Dataset rows for apps and sites:
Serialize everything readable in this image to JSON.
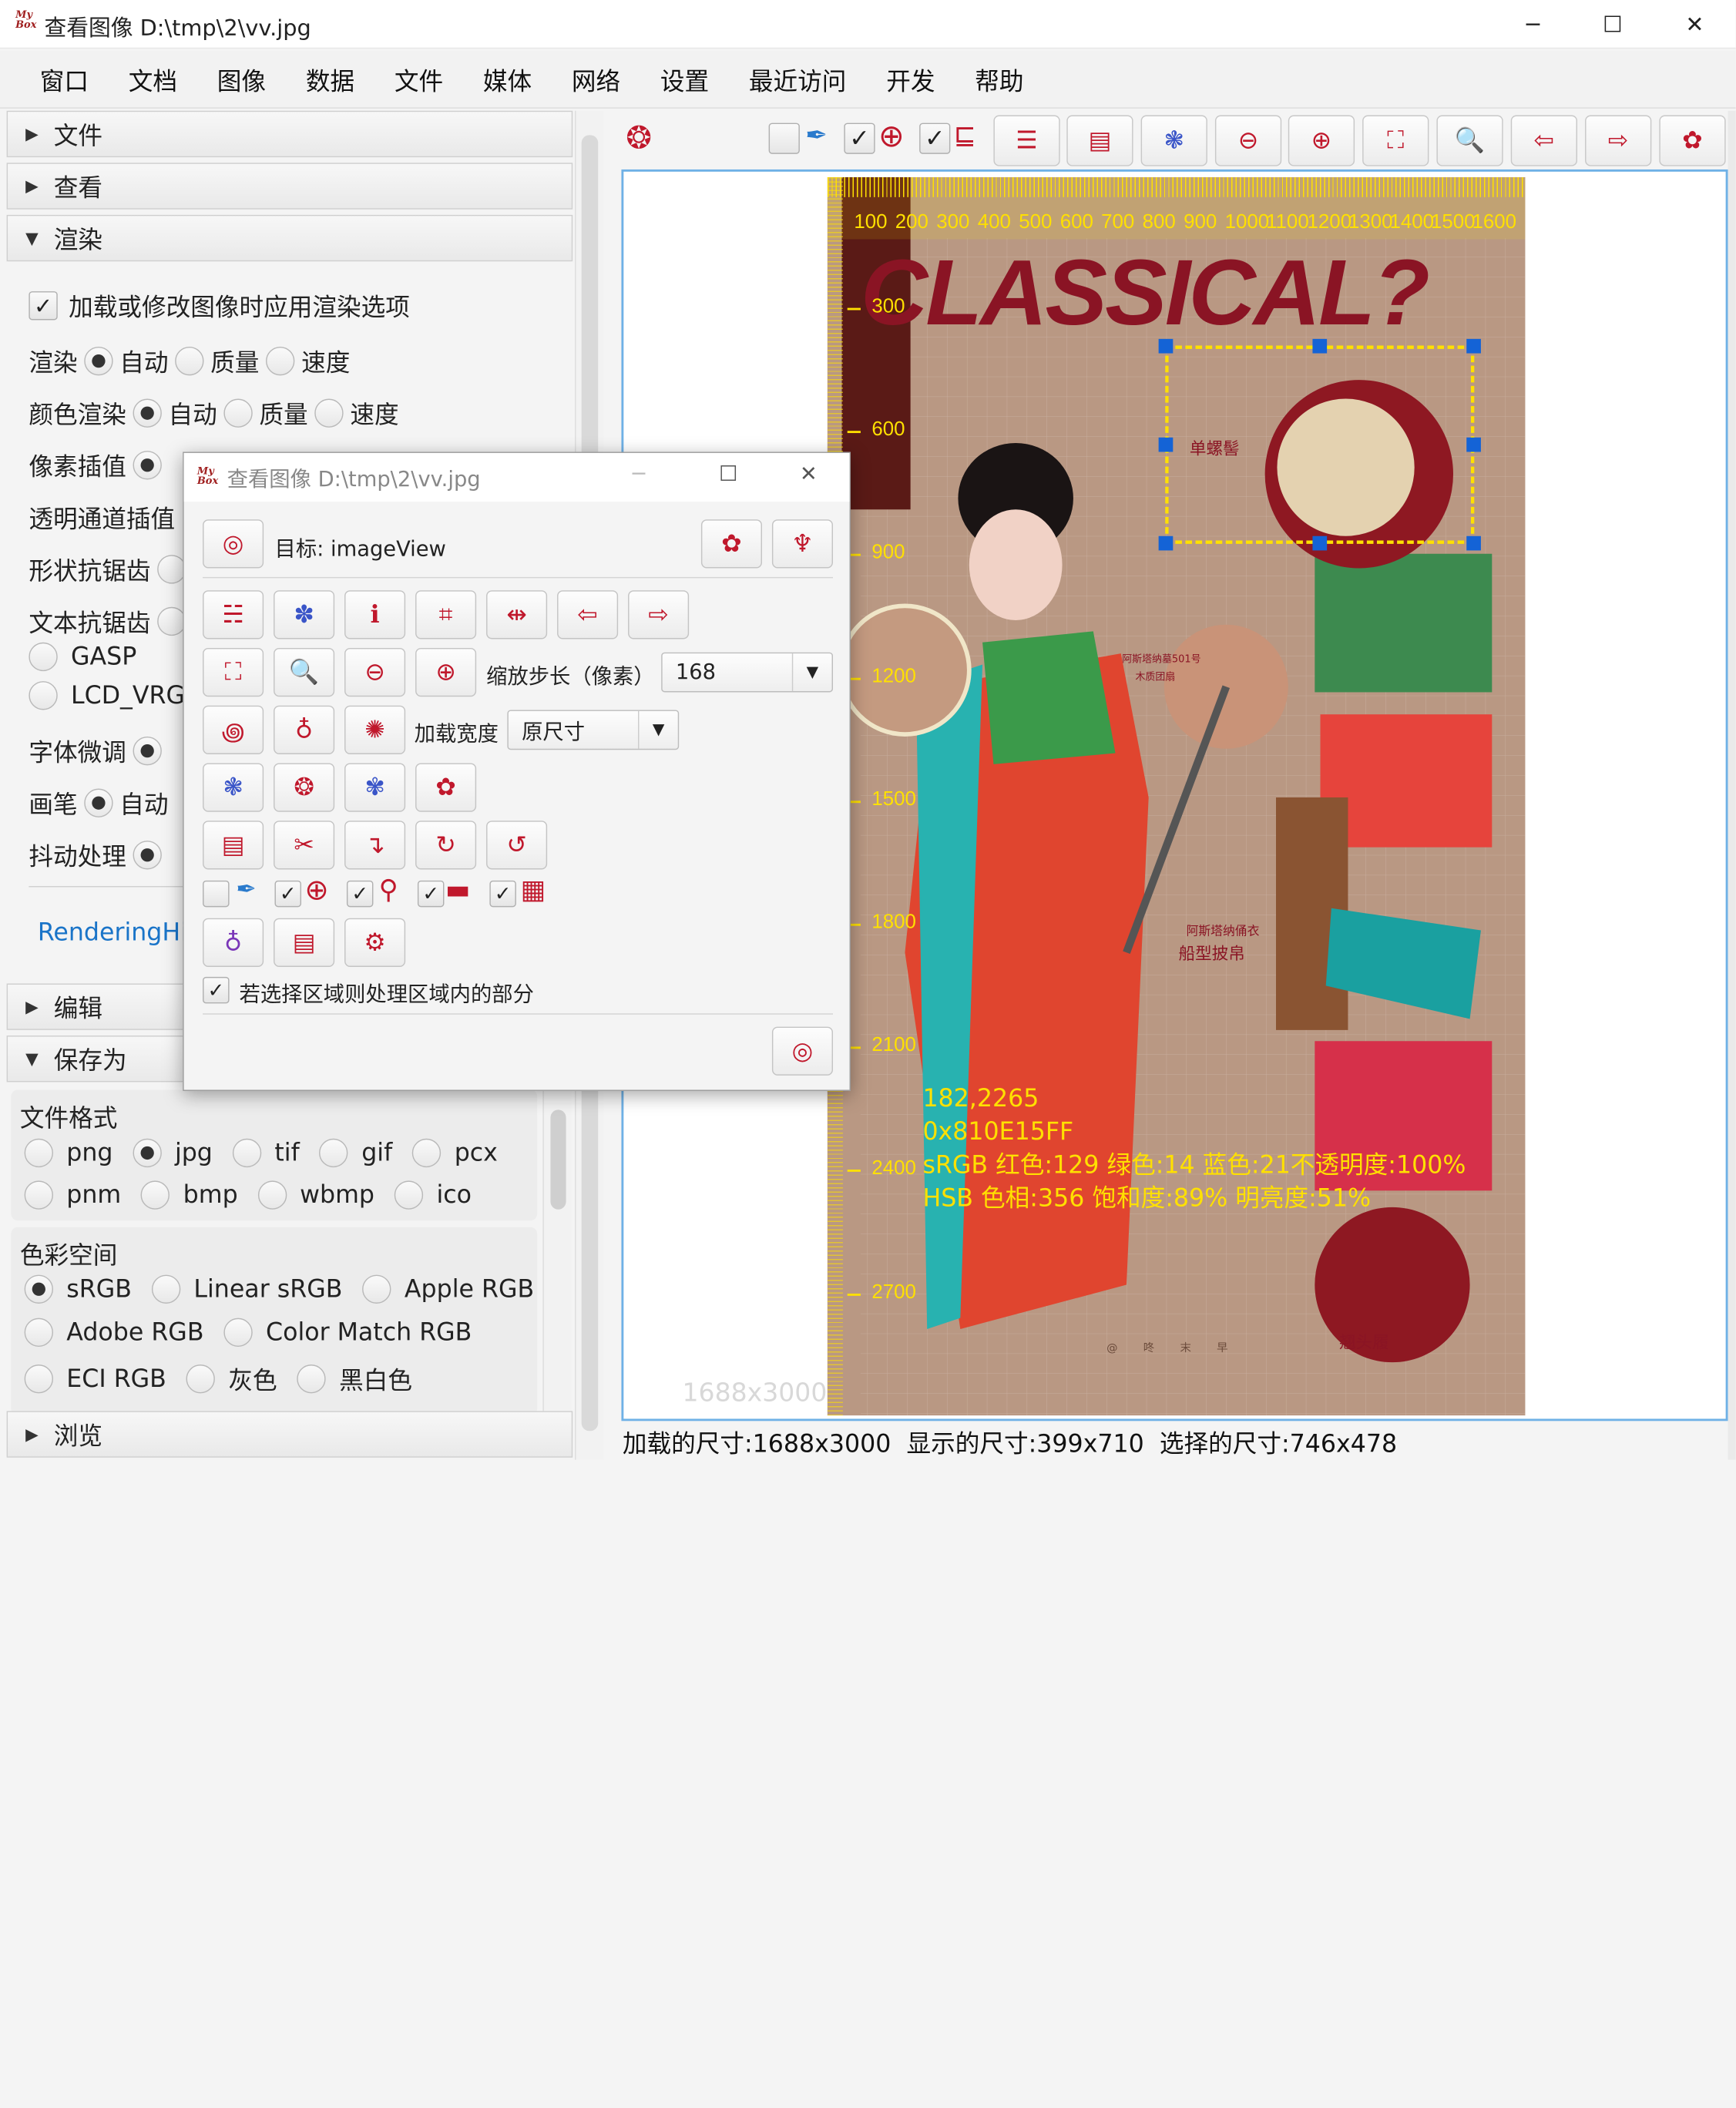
{
  "window": {
    "title": "查看图像 D:\\tmp\\2\\vv.jpg",
    "logo_line1": "My",
    "logo_line2": "Box"
  },
  "window_controls": {
    "minimize": "─",
    "maximize": "☐",
    "close": "✕"
  },
  "menu": [
    "窗口",
    "文档",
    "图像",
    "数据",
    "文件",
    "媒体",
    "网络",
    "设置",
    "最近访问",
    "开发",
    "帮助"
  ],
  "left": {
    "sections": {
      "file": "文件",
      "view": "查看",
      "render": "渲染",
      "edit": "编辑",
      "saveas": "保存为",
      "browse": "浏览"
    },
    "render": {
      "apply_label": "加载或修改图像时应用渲染选项",
      "rendering": "渲染",
      "color_rendering": "颜色渲染",
      "pixel_interp": "像素插值",
      "alpha_interp": "透明通道插值",
      "shape_aa": "形状抗锯齿",
      "text_aa": "文本抗锯齿",
      "gasp": "GASP",
      "lcd": "LCD_VRGB",
      "font_tune": "字体微调",
      "stroke": "画笔",
      "dither": "抖动处理",
      "auto": "自动",
      "quality": "质量",
      "speed": "速度",
      "hints_link": "RenderingHints"
    },
    "saveas": {
      "format_label": "文件格式",
      "formats": [
        "png",
        "jpg",
        "tif",
        "gif",
        "pcx",
        "pnm",
        "bmp",
        "wbmp",
        "ico"
      ],
      "selected_format": "jpg",
      "colorspace_label": "色彩空间",
      "colorspaces": [
        "sRGB",
        "Linear sRGB",
        "Apple RGB",
        "Adobe RGB",
        "Color Match RGB",
        "ECI RGB",
        "灰色",
        "黑白色"
      ],
      "selected_colorspace": "sRGB"
    }
  },
  "toolbar_icons": [
    "pick-color",
    "coordinate",
    "ruler",
    "horizontal",
    "paper",
    "cut",
    "zoom-out",
    "zoom-in",
    "fit",
    "actual-size",
    "previous",
    "next",
    "menu"
  ],
  "image": {
    "size_label": "1688x3000",
    "ruler_x": [
      "100",
      "200",
      "300",
      "400",
      "500",
      "600",
      "700",
      "800",
      "900",
      "1000",
      "1100",
      "1200",
      "1300",
      "1400",
      "1500",
      "1600"
    ],
    "ruler_y": [
      "300",
      "600",
      "900",
      "1200",
      "1500",
      "1800",
      "2100",
      "2400",
      "2700"
    ],
    "poster_title": "CLASSICAL?",
    "labels": {
      "l1": "单螺髻",
      "l2": "阿斯塔纳墓501号",
      "l3": "木质团扇",
      "l4": "阿斯塔纳俑衣",
      "l5": "船型披帛",
      "l6": "翘头履",
      "l7": "@ 咚 末 早"
    },
    "pixel_info": {
      "coords": "182,2265",
      "hex": "0x810E15FF",
      "srgb": "sRGB  红色:129 绿色:14 蓝色:21不透明度:100%",
      "hsb": "HSB  色相:356 饱和度:89% 明亮度:51%"
    }
  },
  "status": {
    "loaded": "加载的尺寸:1688x3000",
    "shown": "显示的尺寸:399x710",
    "selected": "选择的尺寸:746x478"
  },
  "dialog": {
    "title": "查看图像 D:\\tmp\\2\\vv.jpg",
    "target": "目标: imageView",
    "zoom_step_label": "缩放步长（像素）",
    "zoom_step_value": "168",
    "load_width_label": "加载宽度",
    "load_width_value": "原尺寸",
    "process_region_label": "若选择区域则处理区域内的部分"
  },
  "colors": {
    "accent": "#c0182c",
    "ruler": "#ffe000",
    "selection": "#ffe000",
    "handle": "#1463d6"
  }
}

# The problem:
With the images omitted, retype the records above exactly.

# Final answer:
Serialize everything readable in this image to JSON.
{
  "window": {
    "title": "查看图像 D:\\tmp\\2\\vv.jpg",
    "logo_line1": "My",
    "logo_line2": "Box"
  },
  "window_controls": {
    "minimize": "─",
    "maximize": "☐",
    "close": "✕"
  },
  "menu": [
    "窗口",
    "文档",
    "图像",
    "数据",
    "文件",
    "媒体",
    "网络",
    "设置",
    "最近访问",
    "开发",
    "帮助"
  ],
  "left": {
    "sections": {
      "file": "文件",
      "view": "查看",
      "render": "渲染",
      "edit": "编辑",
      "saveas": "保存为",
      "browse": "浏览"
    },
    "render": {
      "apply_label": "加载或修改图像时应用渲染选项",
      "rendering": "渲染",
      "color_rendering": "颜色渲染",
      "pixel_interp": "像素插值",
      "alpha_interp": "透明通道插值",
      "shape_aa": "形状抗锯齿",
      "text_aa": "文本抗锯齿",
      "gasp": "GASP",
      "lcd": "LCD_VRGB",
      "font_tune": "字体微调",
      "stroke": "画笔",
      "dither": "抖动处理",
      "auto": "自动",
      "quality": "质量",
      "speed": "速度",
      "hints_link": "RenderingHints"
    },
    "saveas": {
      "format_label": "文件格式",
      "formats": [
        "png",
        "jpg",
        "tif",
        "gif",
        "pcx",
        "pnm",
        "bmp",
        "wbmp",
        "ico"
      ],
      "selected_format": "jpg",
      "colorspace_label": "色彩空间",
      "colorspaces": [
        "sRGB",
        "Linear sRGB",
        "Apple RGB",
        "Adobe RGB",
        "Color Match RGB",
        "ECI RGB",
        "灰色",
        "黑白色"
      ],
      "selected_colorspace": "sRGB"
    }
  },
  "toolbar_icons": [
    "pick-color",
    "coordinate",
    "ruler",
    "horizontal",
    "paper",
    "cut",
    "zoom-out",
    "zoom-in",
    "fit",
    "actual-size",
    "previous",
    "next",
    "menu"
  ],
  "image": {
    "size_label": "1688x3000",
    "ruler_x": [
      "100",
      "200",
      "300",
      "400",
      "500",
      "600",
      "700",
      "800",
      "900",
      "1000",
      "1100",
      "1200",
      "1300",
      "1400",
      "1500",
      "1600"
    ],
    "ruler_y": [
      "300",
      "600",
      "900",
      "1200",
      "1500",
      "1800",
      "2100",
      "2400",
      "2700"
    ],
    "poster_title": "CLASSICAL?",
    "labels": {
      "l1": "单螺髻",
      "l2": "阿斯塔纳墓501号",
      "l3": "木质团扇",
      "l4": "阿斯塔纳俑衣",
      "l5": "船型披帛",
      "l6": "翘头履",
      "l7": "@ 咚 末 早"
    },
    "pixel_info": {
      "coords": "182,2265",
      "hex": "0x810E15FF",
      "srgb": "sRGB  红色:129 绿色:14 蓝色:21不透明度:100%",
      "hsb": "HSB  色相:356 饱和度:89% 明亮度:51%"
    }
  },
  "status": {
    "loaded": "加载的尺寸:1688x3000",
    "shown": "显示的尺寸:399x710",
    "selected": "选择的尺寸:746x478"
  },
  "dialog": {
    "title": "查看图像 D:\\tmp\\2\\vv.jpg",
    "target": "目标: imageView",
    "zoom_step_label": "缩放步长（像素）",
    "zoom_step_value": "168",
    "load_width_label": "加载宽度",
    "load_width_value": "原尺寸",
    "process_region_label": "若选择区域则处理区域内的部分"
  },
  "colors": {
    "accent": "#c0182c",
    "ruler": "#ffe000",
    "selection": "#ffe000",
    "handle": "#1463d6"
  }
}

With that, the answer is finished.